    Article  CAS  PubMed  Google Scholar 

  62. 62.

    Kirkwood JK, Cunningham AA, Wells GA, Wilesmith JW, Barnett JE: Spongiform encephalopathy in a herd of greater kudu (Tragelaphus strepsiceros): epidemiological observations. Vet Rec 1993, 133: 360-364. 10.1136/vr.133.15.360

    Article  CAS  PubMed  Google Scholar 

  63. 63.

    Bencsik A, Debeer S, Petit T, Baron T: Possible case of maternal transmission of feline spongiform encephalopathy in a captive cheetah. PLoS One 2009, 4: e6929. 10.1371/journal.pone.0006929

    PubMed Central  Article  PubMed  Google Scholar 

  64. 64.

    Eiden M, Hoffmann C, Balkema-Buschmann A, Müller M, Baumgartner K, Groschup MH: Biochemical and immunohistochemical characterization of feline spongiform encephalopathy in a German captive cheetah. J Gen Virol 2010, 91: 2874-2883. 10.1099/vir.0.022103-0

    Article  CAS  PubMed  Google Scholar 

  65. 65.

    Zanusso G, Nardelli E, Rosati A, Fabrizi G, Ferrari S, Carteri A, De Simone F, Rizzuto N, Monaco S: Simultaneous occurrence of spongiform encephalopathy in a man and his cat in Italy. Lancet 1998, 352: 1116-1117. 10.1016/S0140-6736(05)79756-7

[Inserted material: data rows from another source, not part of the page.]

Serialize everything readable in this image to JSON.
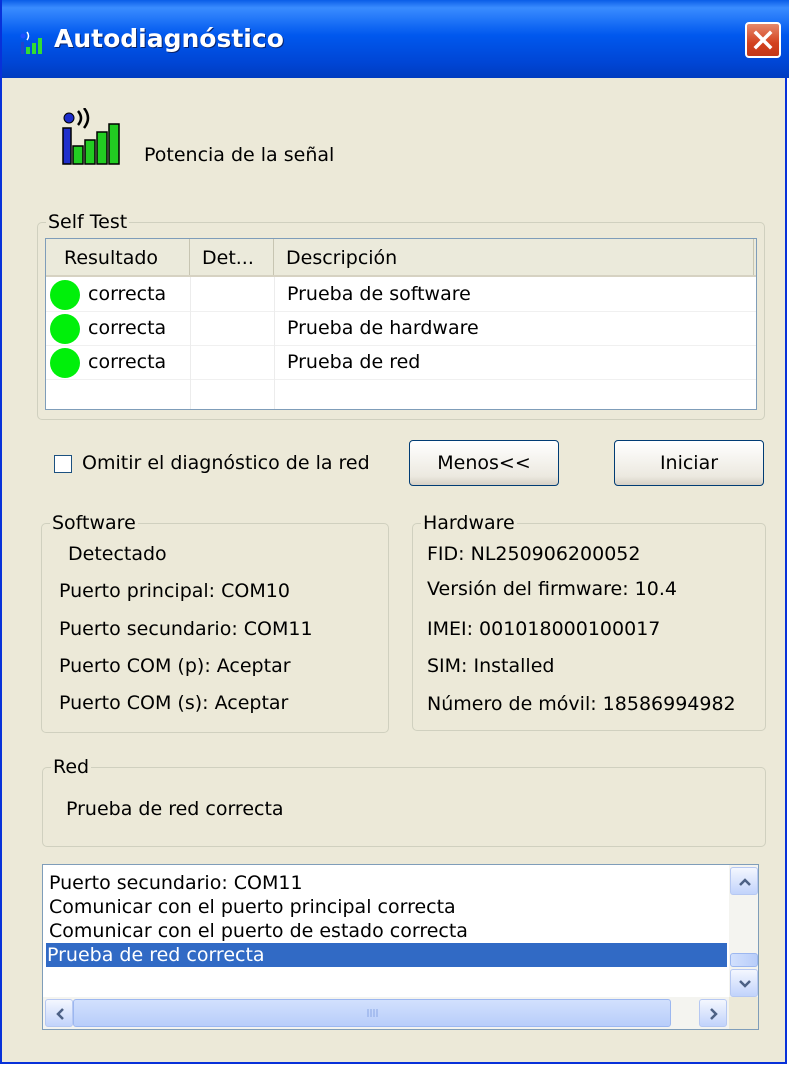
{
  "window": {
    "title": "Autodiagnóstico",
    "signal_label": "Potencia de la señal"
  },
  "self_test": {
    "group_title": "Self Test",
    "columns": [
      "Resultado",
      "Det...",
      "Descripción"
    ],
    "rows": [
      {
        "result": "correcta",
        "detail": "",
        "description": "Prueba de software",
        "status_color": "#00f00a"
      },
      {
        "result": "correcta",
        "detail": "",
        "description": "Prueba de hardware",
        "status_color": "#00f00a"
      },
      {
        "result": "correcta",
        "detail": "",
        "description": "Prueba de red",
        "status_color": "#00f00a"
      }
    ]
  },
  "options": {
    "skip_network_label": "Omitir el diagnóstico de la red",
    "skip_network_checked": false,
    "less_button": "Menos<<",
    "start_button": "Iniciar"
  },
  "software": {
    "group_title": "Software",
    "lines": [
      "Detectado",
      "Puerto principal: COM10",
      "Puerto secundario: COM11",
      "Puerto COM (p): Aceptar",
      "Puerto COM (s): Aceptar"
    ]
  },
  "hardware": {
    "group_title": "Hardware",
    "lines": [
      "FID: NL250906200052",
      "Versión del firmware: 10.4",
      "IMEI: 001018000100017",
      "SIM: Installed",
      "Número de móvil: 18586994982"
    ]
  },
  "network": {
    "group_title": "Red",
    "status": "Prueba de red correcta"
  },
  "log": {
    "items": [
      "Puerto secundario: COM11",
      "Comunicar con el puerto principal correcta",
      "Comunicar con el puerto de estado correcta",
      "Prueba de red correcta"
    ],
    "selected_index": 3
  },
  "colors": {
    "title_bar": "#0058ee",
    "selection": "#316ac5",
    "status_ok": "#00f00a"
  }
}
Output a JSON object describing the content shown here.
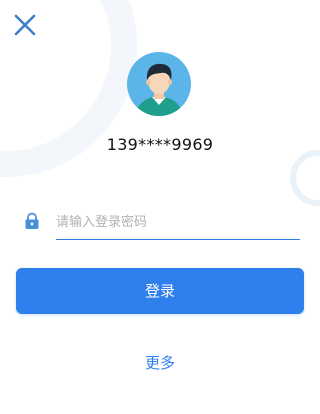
{
  "colors": {
    "accent": "#2f80ed",
    "close_icon": "#3b7fc9",
    "avatar_background": "#5bb5e8",
    "input_underline": "#2f7de1",
    "placeholder": "#b2b2b2",
    "text_primary": "#111111"
  },
  "header": {
    "close_icon": "close-icon"
  },
  "account": {
    "avatar_icon": "user-avatar-icon",
    "masked_phone": "139****9969"
  },
  "password": {
    "icon": "lock-icon",
    "placeholder": "请输入登录密码",
    "value": ""
  },
  "actions": {
    "login_label": "登录",
    "more_label": "更多"
  }
}
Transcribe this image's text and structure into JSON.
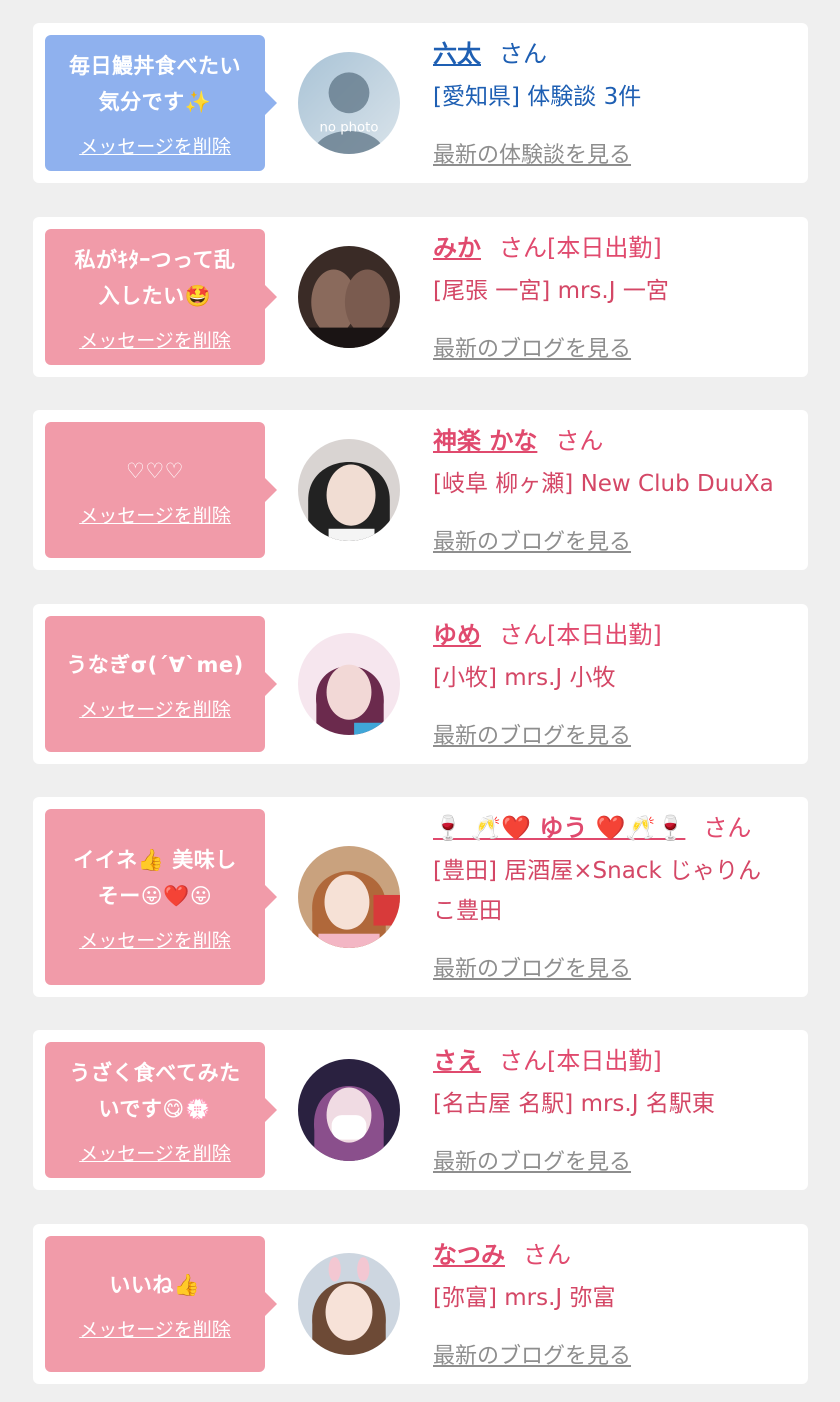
{
  "delete_label": "メッセージを削除",
  "colors": {
    "blue_bubble": "#8fb1ee",
    "pink_bubble": "#f19ba9",
    "blue_text": "#1e5fb3",
    "pink_text": "#e04a6e"
  },
  "cards": [
    {
      "message": [
        "毎日鰻丼食べたい",
        "気分です✨"
      ],
      "name": "六太",
      "suffix": "さん",
      "shop": "[愛知県] 体験談 3件",
      "link": "最新の体験談を見る",
      "avatar_text": "no photo"
    },
    {
      "message": [
        "私がｷﾀｰつって乱",
        "入したい🤩"
      ],
      "name": "みか",
      "suffix": "さん[本日出勤]",
      "shop": "[尾張 一宮] mrs.J 一宮",
      "link": "最新のブログを見る"
    },
    {
      "message": [
        "♡♡♡"
      ],
      "name": "神楽 かな",
      "suffix": "さん",
      "shop": "[岐阜 柳ヶ瀬] New Club DuuXa",
      "link": "最新のブログを見る"
    },
    {
      "message": [
        "うなぎσ(´∀`me)"
      ],
      "name": "ゆめ",
      "suffix": "さん[本日出勤]",
      "shop": "[小牧] mrs.J 小牧",
      "link": "最新のブログを見る"
    },
    {
      "message": [
        "イイネ👍 美味し",
        "そー😛❤️😛"
      ],
      "name": "🍷 🥂❤️ ゆう ❤️🥂🍷",
      "suffix": "さん",
      "shop": [
        "[豊田] 居酒屋×Snack じゃりん",
        "こ豊田"
      ],
      "link": "最新のブログを見る"
    },
    {
      "message": [
        "うざく食べてみた",
        "いです😋💮"
      ],
      "name": "さえ",
      "suffix": "さん[本日出勤]",
      "shop": "[名古屋 名駅] mrs.J 名駅東",
      "link": "最新のブログを見る"
    },
    {
      "message": [
        "いいね👍"
      ],
      "name": "なつみ",
      "suffix": "さん",
      "shop": "[弥富] mrs.J 弥富",
      "link": "最新のブログを見る"
    }
  ]
}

    Article  CAS  PubMed  Google Scholar 

  66. 66.

    Bons N, Mestre-Frances N, Belli P, Cathala F, Gajdusek DC, Brown P: Natural and experimental oral infection of nonhuman primates by bovine spongiform encephalopathy agents. Proc Natl Acad Sci USA 1999, 96: 4046-4051. 10.1073/pnas.96.7.4046

    PubMed Central  Article  CAS  PubMed  Google Scholar 

Download references

Author information



Corresponding author

Correspondence to Saqib Mahmood.

Additional information

Competing interests

The authors declare that they have no competing interests.

Authors' contributions

MI1 surveyed literature and wrote the article. SM2 organized the contents and submitted the article. All authors read and approved the final manuscript.

Rights and permissions

This article is published under license to BioMed Central Ltd. This is an Open Access article distributed under the terms of the Creative Commons Attribution License (, which permits unrestricted use, distribution, and reproduction in any medium, provided the original work is properly cited.

Reprints and Permissions

About this article

Cite this article

Imran, M., Mahmood, S. An overview of animal prion diseases. Virol J 8, 493 (2011).

Download citation

  • Received:

  • Accepted:

  • Published:

  • DOI:


  • Prion diseases
  • scrapie
  • BSE
  • chronic wasting disease
  • PRNP